Kurdish and Turkey-backed fighters clash in Syria, 11 killed

Kurdish and Turkey-backed fighters clash in Syria, 11 killed
The Kurdish-led Syrian Democratic Forces have been backed by the US and played a major role in defeating the Daesh group in Syria. (AFP)
Updated 24 November 2020

Kurdish and Turkey-backed fighters clash in Syria, 11 killed

Kurdish and Turkey-backed fighters clash in Syria, 11 killed
  • Kurdish-led Syrian Democratic Forces fighters were repelling a Turkey-backed attack

BEIRUT: Clashes between Kurdish fighters and Turkey-backed opposition gunmen in northern Syria left at least 11 fighters dead in some of the most intense fighting in weeks between the two sides, an opposition war monitor and a Kurdish spokesman said Tuesday.
Exchange of fire and shelling between the Kurdish-led Syrian Democratic Forces and Turkey-backed opposition gunmen who identify as the Syrian National Army have not been uncommon since Turkish troops invaded parts of northern Syria in October of last year.
The Monday night clashes near the town of Ein Issa were triggered by an attack by Turkey-backed gunmen on SDF positions, according to the Britain-based Syrian Observatory for Human Rights, an opposition war monitor. The Observatory said Turkey-backed fighters lost 11 gunmen in the battle and an unknown number of SDF fighters were also killed or wounded.
An SDF spokesman who goes by the name of Mervan Qamishlo confirmed the clashes, saying that the group’s fighters were repelling a Turkey-backed attack. He did not comment on how many SDF gunmen were killed.
A spokesman for the Turkey-backed fighters did not respond to requests for comment.
Turkey says Kurdish fighters in Syria are linked to the Kurdistan Workers Party, or PKK, that has led a decades-long insurgency in Turkey’s mainly Kurdish southeast region and is considered a terrorist organization by Turkey, the United States and the European Union.
The US-backed SDF played a major role in defeating the Daesh group in Syria that lost its last sliver of land in March last year. The SDF is holding thousands of Daesh militants in jails it runs.


Israeli police prevent Dome of the Rock repairs

Israeli police prevent Dome of the Rock repairs
This picture shows the Dome of the Rock at the al-Aqsa mosque compound in the Jerusalem's Old City on July 27, 2018, after the site was reopened. (AFP)
Updated 25 January 2021

Israeli police prevent Dome of the Rock repairs

Israeli police prevent Dome of the Rock repairs
  • Council set to denounce action that is ‘violation of understandings’

AMMAN: Israeli police have stopped workers from the Jerusalem Islamic Waqf from renovating the Dome of the Rock for two consecutive days, raising tensions in the old city.
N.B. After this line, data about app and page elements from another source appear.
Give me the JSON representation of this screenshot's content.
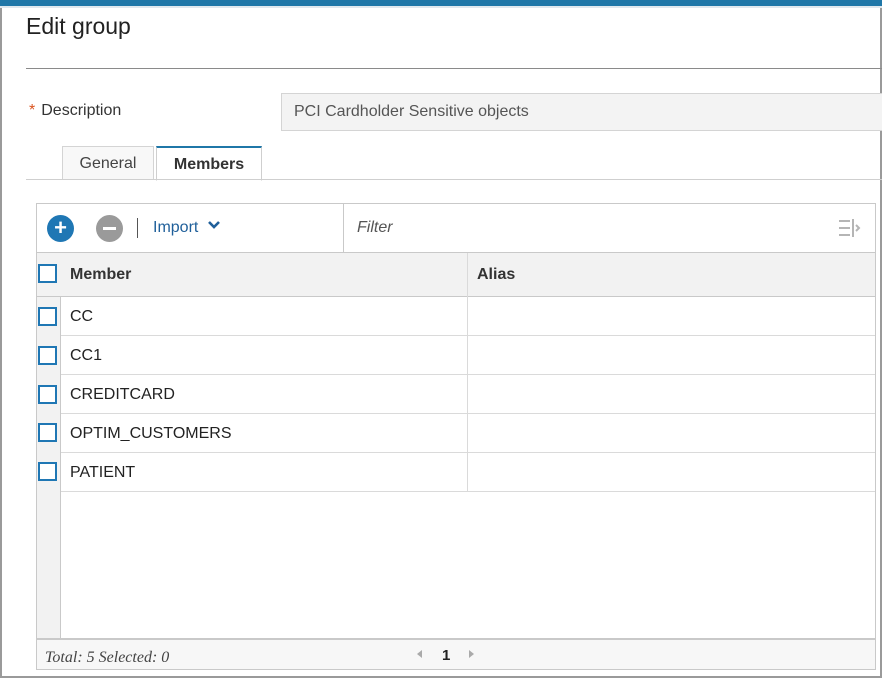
{
  "dialog": {
    "title": "Edit group",
    "description_label": "Description",
    "required_marker": "*",
    "description_value": "PCI Cardholder Sensitive objects"
  },
  "tabs": [
    {
      "label": "General",
      "active": false
    },
    {
      "label": "Members",
      "active": true
    }
  ],
  "toolbar": {
    "add_icon": "plus-circle-icon",
    "add_glyph": "+",
    "remove_icon": "minus-circle-icon",
    "import_label": "Import",
    "filter_placeholder": "Filter",
    "filter_options_icon": "filter-settings-icon"
  },
  "table": {
    "columns": [
      "Member",
      "Alias"
    ],
    "rows": [
      {
        "member": "CC",
        "alias": ""
      },
      {
        "member": "CC1",
        "alias": ""
      },
      {
        "member": "CREDITCARD",
        "alias": ""
      },
      {
        "member": "OPTIM_CUSTOMERS",
        "alias": ""
      },
      {
        "member": "PATIENT",
        "alias": ""
      }
    ]
  },
  "footer": {
    "status": "Total: 5 Selected: 0",
    "current_page": "1"
  },
  "colors": {
    "accent": "#1f77b4",
    "required": "#d9531e",
    "header_bar": "#1f77a8"
  }
}
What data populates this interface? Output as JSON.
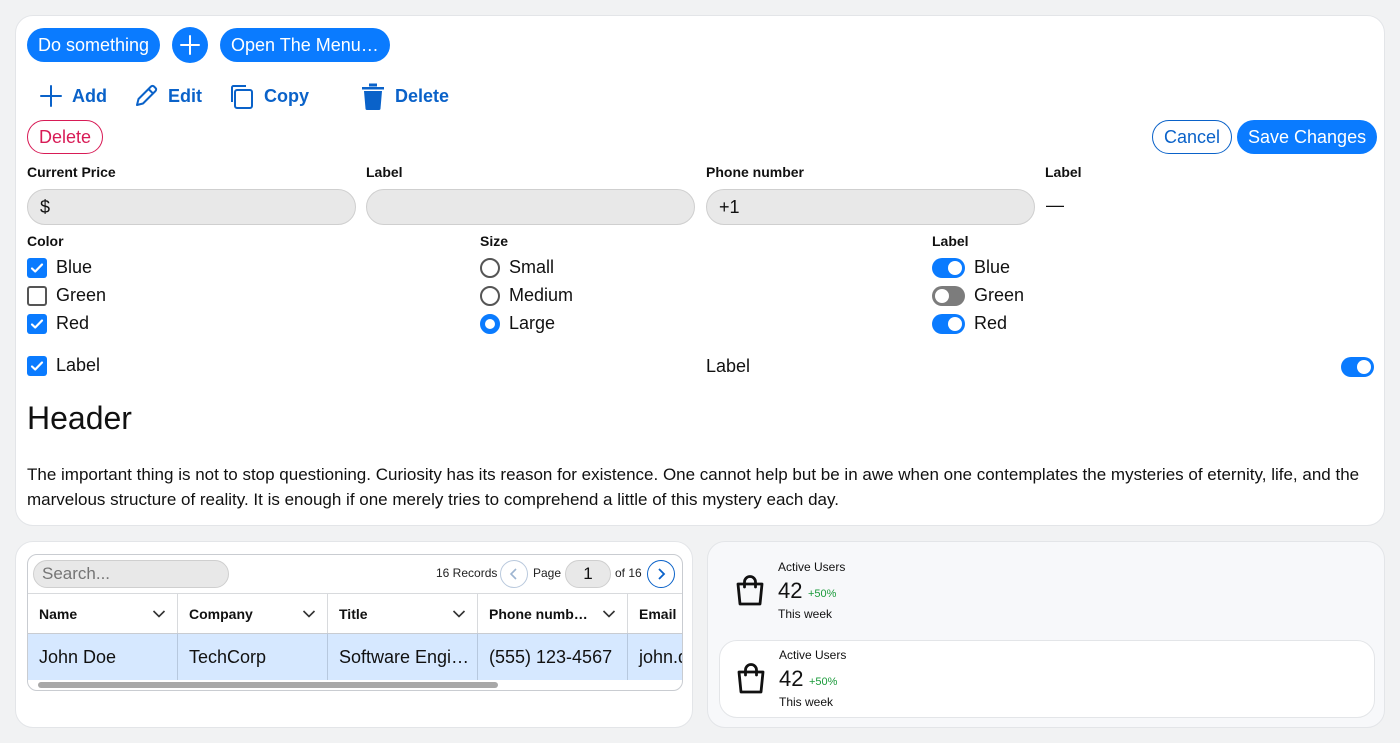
{
  "toolbar": {
    "do_something": "Do something",
    "open_menu": "Open The Menu…",
    "add": "Add",
    "edit": "Edit",
    "copy": "Copy",
    "delete": "Delete"
  },
  "actions": {
    "delete": "Delete",
    "cancel": "Cancel",
    "save": "Save Changes"
  },
  "form": {
    "price_label": "Current Price",
    "price_prefix": "$",
    "label2": "Label",
    "phone_label": "Phone number",
    "phone_prefix": "+1",
    "label4": "Label",
    "label4_value": "—"
  },
  "color_group": {
    "title": "Color",
    "options": [
      {
        "label": "Blue",
        "checked": true
      },
      {
        "label": "Green",
        "checked": false
      },
      {
        "label": "Red",
        "checked": true
      }
    ]
  },
  "size_group": {
    "title": "Size",
    "options": [
      {
        "label": "Small",
        "selected": false
      },
      {
        "label": "Medium",
        "selected": false
      },
      {
        "label": "Large",
        "selected": true
      }
    ]
  },
  "toggle_group": {
    "title": "Label",
    "options": [
      {
        "label": "Blue",
        "on": true
      },
      {
        "label": "Green",
        "on": false
      },
      {
        "label": "Red",
        "on": true
      }
    ]
  },
  "single_checkbox": {
    "label": "Label",
    "checked": true
  },
  "single_toggle": {
    "label": "Label",
    "on": true
  },
  "content": {
    "header": "Header",
    "paragraph": "The important thing is not to stop questioning. Curiosity has its reason for existence. One cannot help but be in awe when one contemplates the mysteries of eternity, life, and the marvelous structure of reality. It is enough if one merely tries to comprehend a little of this mystery each day."
  },
  "table": {
    "search_placeholder": "Search...",
    "records": "16 Records",
    "page_label": "Page",
    "page_value": "1",
    "of_label": "of 16",
    "columns": [
      "Name",
      "Company",
      "Title",
      "Phone numb…",
      "Email"
    ],
    "rows": [
      [
        "John Doe",
        "TechCorp",
        "Software Engi…",
        "(555) 123-4567",
        "john.d"
      ]
    ]
  },
  "stats": [
    {
      "title": "Active Users",
      "value": "42",
      "change": "+50%",
      "period": "This week"
    },
    {
      "title": "Active Users",
      "value": "42",
      "change": "+50%",
      "period": "This week"
    }
  ],
  "colors": {
    "accent": "#0a7bff",
    "tool_text": "#0a62c9",
    "danger": "#d81b56",
    "positive": "#1a9a3a",
    "selected_row": "#d6e8ff"
  }
}
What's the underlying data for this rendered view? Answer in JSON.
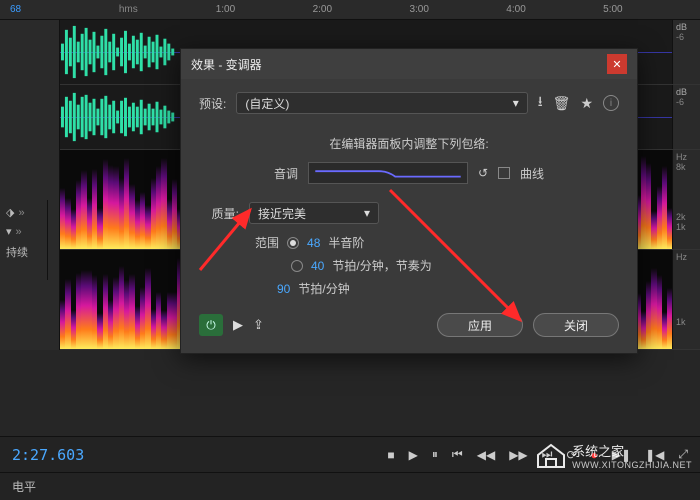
{
  "ruler": {
    "hms": "hms",
    "sel": "68",
    "t1": "1:00",
    "t2": "2:00",
    "t3": "3:00",
    "t4": "4:00",
    "t5": "5:00"
  },
  "scales": {
    "db": "dB",
    "db6": "-6",
    "hz": "Hz",
    "hz8k": "8k",
    "hz2k": "2k",
    "hz1k": "1k"
  },
  "side": {
    "marker_icon": "⬗",
    "dd_icon": "▾",
    "chev": "»",
    "keep": "持续"
  },
  "transport": {
    "tc": "2:27.603",
    "stop": "■",
    "play": "▶",
    "pause": "⏸",
    "skip_start": "⏮",
    "rew": "◀◀",
    "fwd": "▶▶",
    "skip_end": "⏭",
    "loop": "⟳",
    "rec": "●",
    "in": "▶❚",
    "out": "❚◀",
    "zoom": "⤢"
  },
  "bottom": {
    "level": "电平"
  },
  "dialog": {
    "title": "效果 - 变调器",
    "close": "✕",
    "preset_label": "预设:",
    "preset_value": "(自定义)",
    "dd": "▾",
    "dl_icon": "⭳",
    "trash_icon": "🗑",
    "star_icon": "★",
    "info_icon": "i",
    "env_label": "在编辑器面板内调整下列包络:",
    "pitch_label": "音调",
    "reset_icon": "↺",
    "curve_label": "曲线",
    "quality_label": "质量:",
    "quality_value": "接近完美",
    "range_label": "范围",
    "range_semitone_num": "48",
    "range_semitone_txt": "半音阶",
    "range_bpm_num": "40",
    "range_bpm_txt": "节拍/分钟，节奏为",
    "range_bpm_base_num": "90",
    "range_bpm_base_txt": "节拍/分钟",
    "power_icon": "⏻",
    "preview_icon": "▶",
    "share_icon": "⇪",
    "apply": "应用",
    "close_btn": "关闭"
  },
  "watermark": {
    "name": "系统之家",
    "url": "WWW.XITONGZHIJIA.NET"
  }
}
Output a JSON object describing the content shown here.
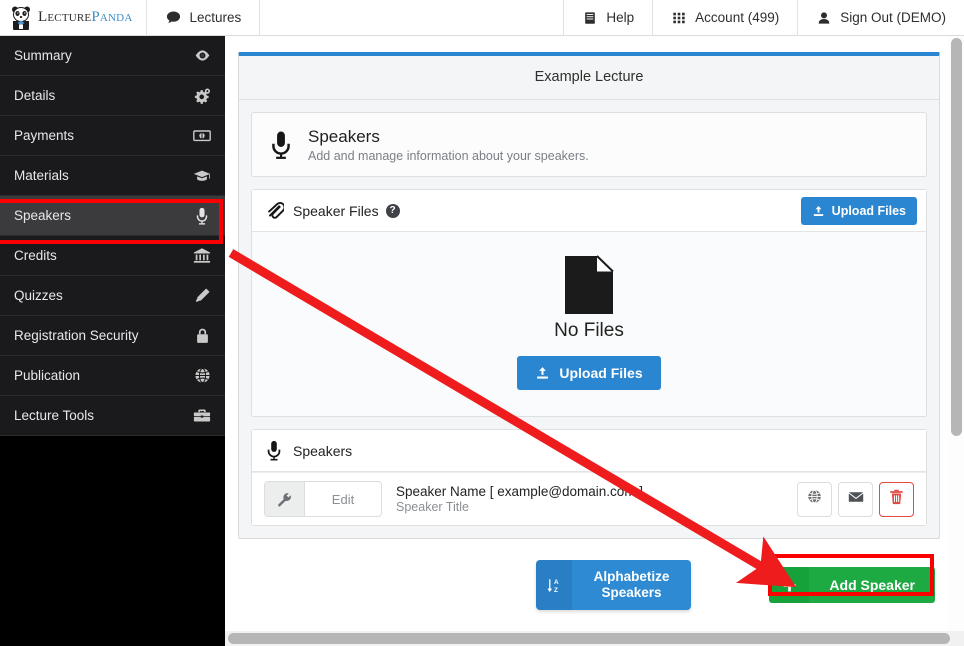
{
  "topnav": {
    "brand": {
      "word1": "Lecture",
      "word2": "Panda",
      "icon": "panda-logo-icon"
    },
    "left_items": [
      {
        "label": "Lectures",
        "icon": "comment-icon"
      }
    ],
    "right_items": [
      {
        "label": "Help",
        "icon": "book-icon"
      },
      {
        "label": "Account (499)",
        "icon": "grid-apps-icon"
      },
      {
        "label": "Sign Out (DEMO)",
        "icon": "user-icon"
      }
    ]
  },
  "sidebar": {
    "items": [
      {
        "label": "Summary",
        "icon": "eye-icon",
        "active": false
      },
      {
        "label": "Details",
        "icon": "gears-icon",
        "active": false
      },
      {
        "label": "Payments",
        "icon": "money-bill-icon",
        "active": false
      },
      {
        "label": "Materials",
        "icon": "graduation-cap-icon",
        "active": false
      },
      {
        "label": "Speakers",
        "icon": "microphone-icon",
        "active": true
      },
      {
        "label": "Credits",
        "icon": "bank-icon",
        "active": false
      },
      {
        "label": "Quizzes",
        "icon": "pencil-icon",
        "active": false
      },
      {
        "label": "Registration Security",
        "icon": "lock-icon",
        "active": false
      },
      {
        "label": "Publication",
        "icon": "globe-icon",
        "active": false
      },
      {
        "label": "Lecture Tools",
        "icon": "briefcase-icon",
        "active": false
      }
    ]
  },
  "main": {
    "card_title": "Example Lecture",
    "intro": {
      "icon": "microphone-icon",
      "heading": "Speakers",
      "subtext": "Add and manage information about your speakers."
    },
    "speaker_files": {
      "icon": "paperclip-icon",
      "title": "Speaker Files",
      "help_glyph": "?",
      "upload_top_label": "Upload Files",
      "upload_top_icon": "upload-icon",
      "empty_icon": "file-icon",
      "empty_label": "No Files",
      "upload_main_label": "Upload Files",
      "upload_main_icon": "upload-icon"
    },
    "speakers_list": {
      "icon": "microphone-icon",
      "title": "Speakers",
      "rows": [
        {
          "edit_label": "Edit",
          "edit_icon": "wrench-icon",
          "name": "Speaker Name [ example@domain.com ]",
          "title": "Speaker Title",
          "actions": [
            {
              "icon": "globe-icon",
              "name": "website-button"
            },
            {
              "icon": "envelope-icon",
              "name": "email-button"
            },
            {
              "icon": "trash-icon",
              "name": "delete-button"
            }
          ]
        }
      ]
    },
    "footer": {
      "alphabetize_label_line1": "Alphabetize",
      "alphabetize_label_line2": "Speakers",
      "alphabetize_icon": "sort-alpha-icon",
      "add_speaker_label": "Add Speaker",
      "add_speaker_icon": "plus-icon"
    }
  },
  "annotations": {
    "highlight_color": "#fb0000",
    "arrow_color": "#ee1c1c",
    "highlight_targets": [
      "sidebar-item-speakers",
      "add-speaker-button"
    ]
  },
  "colors": {
    "accent_blue": "#2a86d1",
    "accent_green": "#1eaa42",
    "danger_red": "#e24a43",
    "sidebar_bg": "#1a1a1c",
    "sidebar_active": "#3b3b3d"
  }
}
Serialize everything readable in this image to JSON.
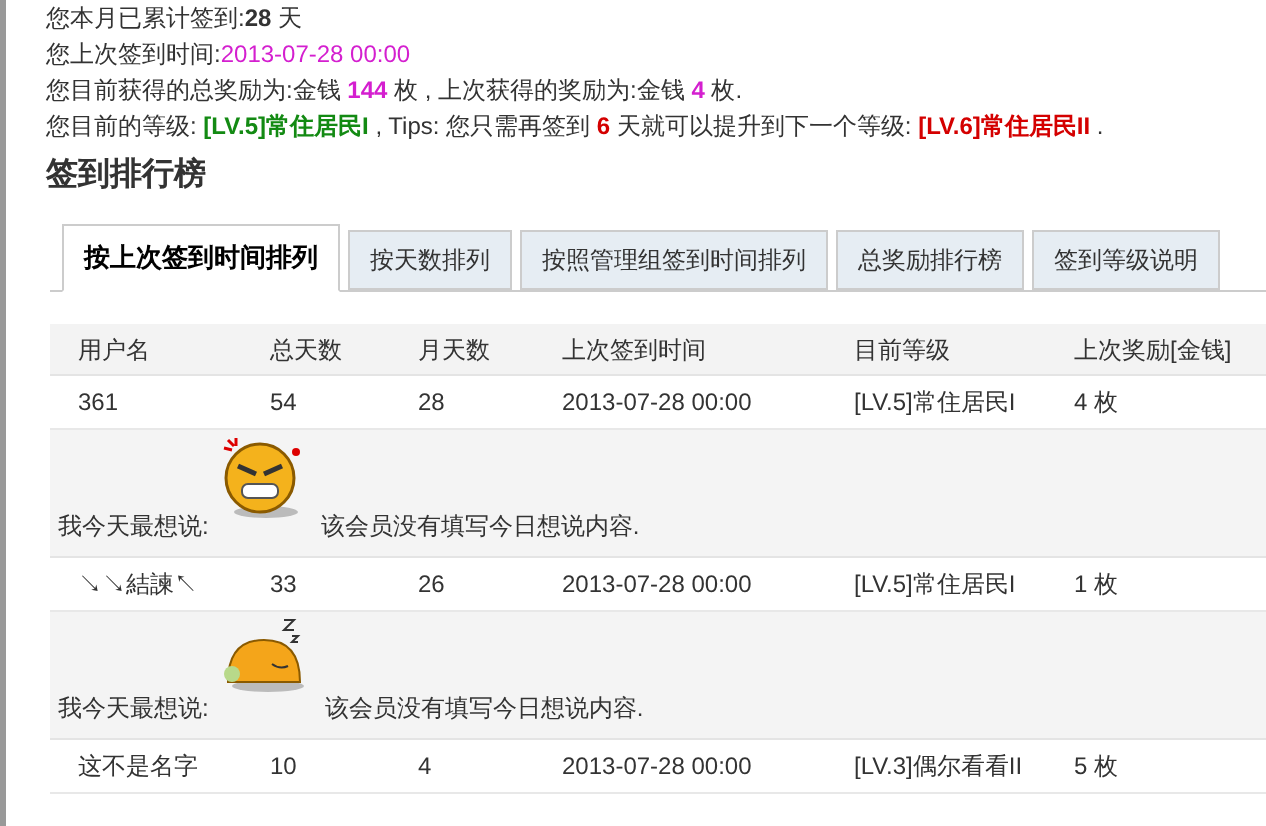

Azzam Khatib, director of the Jordanian Waqf department in Jerusalem, informed Jordan’s Ambassador in Tel Aviv Ghassan Majali and Minister of Waqf in Amman Mohammed Khalaileh of the news.

Israeli officials claim the decision was made after an individual tried to renovate the ceiling of the Bab Al-Rahmeh mosque, which Israel has demanded Muslims to vacate, without reason.

The Jerusalem Waqf Council is expected to issue a strong statement denouncing the Israeli action, calling it a violation of understandings.

Bassam Hallaq, the Waqf engineer in charge of the renovation, said that Israeli police stopped work on the gold-plated Dome of the Rock on Saturday and Sunday, and prevented urgent electric work, too.

Israel insists that any renovation or repair must be pre-approved. The renovation is not structural.

Arab News has learned that the Israeli actions on Saturday and Sunday followed the efforts of an unknown Palestinian whose face was covered, who climbed the roof of the Bab Al-Rahmeh mosque in order to apply cement to stop leaks.

Israel has forbidden any repair work on the mosque.

Hallaq said that all repair work in the entire Al-Aqsa compound has also been suspended by Israel.

The mosque’s engineer insists that the Waqf has no cement materials inside the Al-Aqsa mosque compound and that Friday was a holiday when staff did not work.

Sheikh Omar Kisswani, director of Al-Aqsa Mosque, told reporters that repairs to the entire 144 dunum Haram Al-Sharif/Al-Aqsa mosque compound were the right of the Islamic Waqf and that the Israeli police have no right to interfere in their work.

A spokesman for the Israeli police told Arab News that the “subject isn’t under the responsibility of the Israeli police.”